= PROVIDED RECORDS =
● ● ● ●
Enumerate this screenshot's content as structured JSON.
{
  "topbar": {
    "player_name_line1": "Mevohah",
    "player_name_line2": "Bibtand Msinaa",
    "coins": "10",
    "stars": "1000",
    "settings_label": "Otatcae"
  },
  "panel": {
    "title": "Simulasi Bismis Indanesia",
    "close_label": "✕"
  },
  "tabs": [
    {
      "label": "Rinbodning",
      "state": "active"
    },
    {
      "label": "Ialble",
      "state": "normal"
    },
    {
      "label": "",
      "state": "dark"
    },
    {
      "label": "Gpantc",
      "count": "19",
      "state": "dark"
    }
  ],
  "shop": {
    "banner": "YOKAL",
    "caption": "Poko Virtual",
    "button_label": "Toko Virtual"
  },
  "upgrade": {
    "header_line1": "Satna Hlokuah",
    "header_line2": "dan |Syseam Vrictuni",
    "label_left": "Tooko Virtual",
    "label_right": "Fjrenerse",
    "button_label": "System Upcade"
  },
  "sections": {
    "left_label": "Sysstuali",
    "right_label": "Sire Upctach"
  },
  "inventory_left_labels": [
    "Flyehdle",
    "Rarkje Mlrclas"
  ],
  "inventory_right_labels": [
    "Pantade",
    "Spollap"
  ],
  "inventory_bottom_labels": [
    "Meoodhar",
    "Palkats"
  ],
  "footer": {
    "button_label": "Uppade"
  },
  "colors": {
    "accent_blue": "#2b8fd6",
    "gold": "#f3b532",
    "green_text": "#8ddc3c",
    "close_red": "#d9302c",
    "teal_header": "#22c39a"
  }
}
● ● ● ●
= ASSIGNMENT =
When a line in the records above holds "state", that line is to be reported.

= RESPONSE BOX =
      "state": "active"
      "state": "normal"
      "state": "dark"
      "state": "dark"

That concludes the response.